Leapfrogging into valued supply chains
Whether your production units are based in a developed or an emerging market, the vision remains the same, but the strategy differs. The vision is about addressing the needs of your customers, shifting from a product to a service-based model, lowering your production costs thanks to the re-use of or ease of remanufacture of a product sold or leased with the guarantee that it will be returned at some point to your plant to be prepared for its next economic life.
Following this approach, we must move away from activities that devalue the material, such as recycling, or even destroying it by incineration, and instead invest in those activities that preserve it: reuse and remanufacture. The two are especially important since they create many more secure jobs. Walter R. Stahel, the godfather of the modern circular economy, introduced the metric of labour input-per-weight ratio (man-hour-per-kg) to measure job creation in relation to resource consumption. He found that the ratio man/hour per kilo (mh/kg) of used resources for a remanufactured engine compared to the mh/kg for the manufacture of the same engine from virgin materials is 270:1. The impact on employment is huge. In an economy of maintenance, repair and remanufacture, employment becomes central to the effectiveness of such a model.
In emerging markets, leapfrogging straight into a national remanufacturing strategy is the way forward
The re-localization and the re-sizing of activities closer to the customers become critical. Production sites should migrate from a highly centralized global hub to units designed to fulfill local needs. In developed markets, a possible plan could be to develop strategic partnerships, with local service providers providing the infrastructure. In emerging markets, often with a dire need for jobs, leapfrogging straight into a national re-manufacturing strategy is the way forward. Becoming the next “world factory” hub is a very obsolete vision today.
One way to start thinking like a leader in the next economy while creating jobs could be in order of priority:
– Reuse by repairing (goods) through re-hiring (people), while sharing the radical benefits (awareness) of such model;
– Redistribute by promoting access (goods) through collaboration (people), while sharing information (awareness) about this model;
– Remanufacture via the ease of disassembly (goods) by training (people), while sharing the acquired knowledge (awareness) through this model;
– Migration of recycling activities by diverting (goods) to service models, transferring skills (people) to remanufacturing processes (awareness).
All of the above make sense in a world where planetary limits have already hit most economies.
Adopting a circular strategy by avoiding reliance on recycling is the way forward.
This is about genuine innovation derived from genuine leadership.

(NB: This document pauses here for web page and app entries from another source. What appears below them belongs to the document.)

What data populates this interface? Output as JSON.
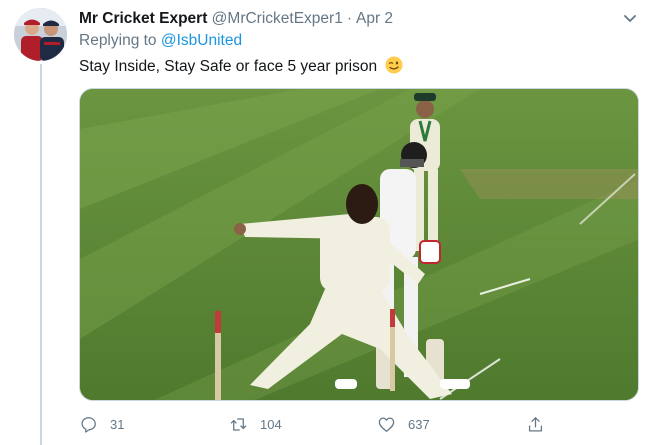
{
  "tweet": {
    "display_name": "Mr Cricket Expert",
    "handle": "@MrCricketExper1",
    "separator": "·",
    "date": "Apr 2",
    "replying_to_prefix": "Replying to",
    "replying_to_handle": "@IsbUnited",
    "text": "Stay Inside, Stay Safe or face 5 year prison",
    "emoji": "winking-face"
  },
  "actions": {
    "replies": "31",
    "retweets": "104",
    "likes": "637"
  },
  "icons": {
    "caret": "chevron-down-icon",
    "reply": "reply-icon",
    "retweet": "retweet-icon",
    "like": "heart-icon",
    "share": "share-icon"
  },
  "colors": {
    "text": "#14171a",
    "secondary": "#657786",
    "link": "#1b95e0",
    "thread_line": "#ccd6dd",
    "pitch_green": "#5f8a3a"
  }
}
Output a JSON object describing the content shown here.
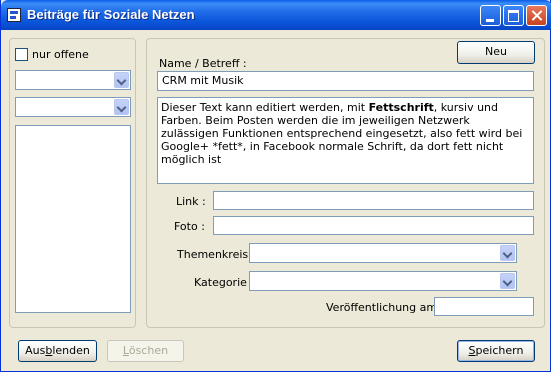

- Alexandre Lemille lectures in inclusive circular economy at Sciences Po, Paris, and at the University of Cape Town. He is also the co-founder and General-Secretary of the African Circular Economy Network.